Far too many people, 45 percent in 2008, choose to cash out their 401(k) account when they leave a job. Given the economic conditions, I’d be willing to bet that number has risen. What generally happens next involves shopping sprees, vacations, and drinks on the house … and a huge amount of taxes.
Changing jobs is a fact of life – you will probably change jobs at least a few times over your career. As a matter of fact, the average number of job changes for today’s college graduates is twelve! Almost half of all people who change jobs and have a 401(k) will take their retirement money in the form of a check made out to them personally and will then spend the money earmarked for their retirement on consumable items … after paying 20% to 30% in taxes and another 10% penalty if they’re under 59 1/2. All in all, they lose approximately 40 to 50 percent of their balance.
Assume Ashley is a 35 year old in the 28% tax bracket and plans to retire at age 65. Her 401(k) balance is $50,000.
- If she cashes out, she will net only $31,000.
- If she rolls her money into a Scottrade IRA, and achieves an 8% return, at retirement she will have $546,786 (compounded monthly).
- The difference – with no other contributions – is an astounding $515,786.
That difference is due to the incredible and powerful effect of compounded interest. It may be an urban legend, but when asked to name the greatest invention in human history, Albert Einstein is said to have simply replied “compound interest.”
Better options than cashing out your 401(k)
You don’t have to take the money and run! It’s probably better for you in the long run that you DON’T!
1. You can leave your money in your former employer’s plan.
Some companies will allow you to leave your money in their 401(k) plan despite no longer working there. Usually there are balance minimums ($1,000 to $5,000). If you like your investment options under your former employer’s plan and the fee structure isn’t out of line, this is an okay choice.

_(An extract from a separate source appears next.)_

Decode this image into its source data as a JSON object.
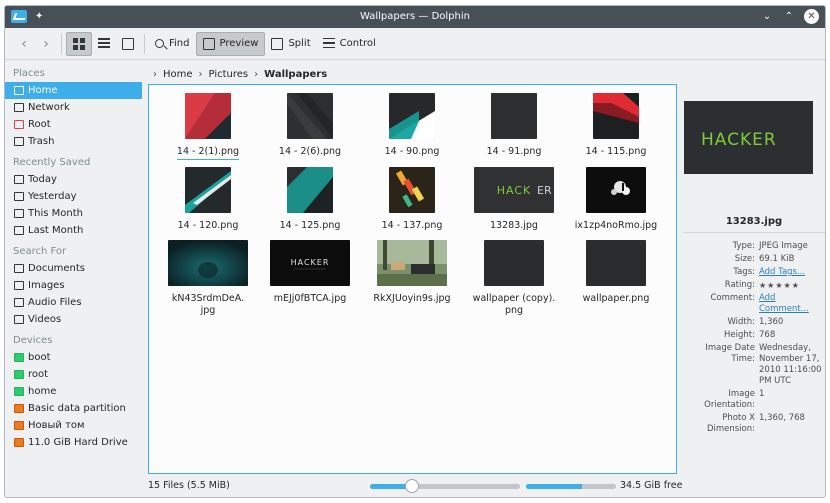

2. You can move your money to your new employer’s plan.
The kicker is: do you like the investment options offered under this new plan as opposed to the old plan? If the answer is YES, then your life probably got a whole lot easier from an administrative point of view, plus you’ll be able to continue making contributions to your retirement plan.
3. You can roll your 401(k) into an IRA.
I’m partial to Scottrade because that’s where my personal IRA is located, but you can also roll your money into an E*Trade, optionsXpress, or Zecco IRA as well. If you plan on actively trading stocks, be sure to examine your trading costs. Both Zecco and optionsXpress have very low trading costs at only $4.95. Each of these brokerage houses has rollover experts to help you handle the details and rolling over all your other retirement accounts into one at one of these brokerages will help you maintain your proper asset allocation. Whether a Roth or a Traditional IRA is right will depend on your income level and your personal retirement plans.
Rolling over your IRA is simple
You have two options for getting the ball rolling:
- Sit down with the human resources or plan administrator at each of your former jobs and fill out the appropriate paperwork, then have the company write a check for the amount of your account balance.
- Utilize the rollover experts at one of the brokerage houses.
Guess which one is easier?
One 401(k) rollover caveat
DO NOT have the check made out to you personally. If this happens, the money will be treated for tax purposes as income, just as if you cashed out. Instead have the money wired to the brokerage house you’ve chosen. It’s really easy if you choose Scottrade since they have hundreds of local offices all over the country.
If you DO take possession of a check (made out to the brokerage house), you’ll have only 60 days to deposit it into your IRA. Miss that deadline and you’ll incur the 10 percent early withdrawal penalty. Ouch!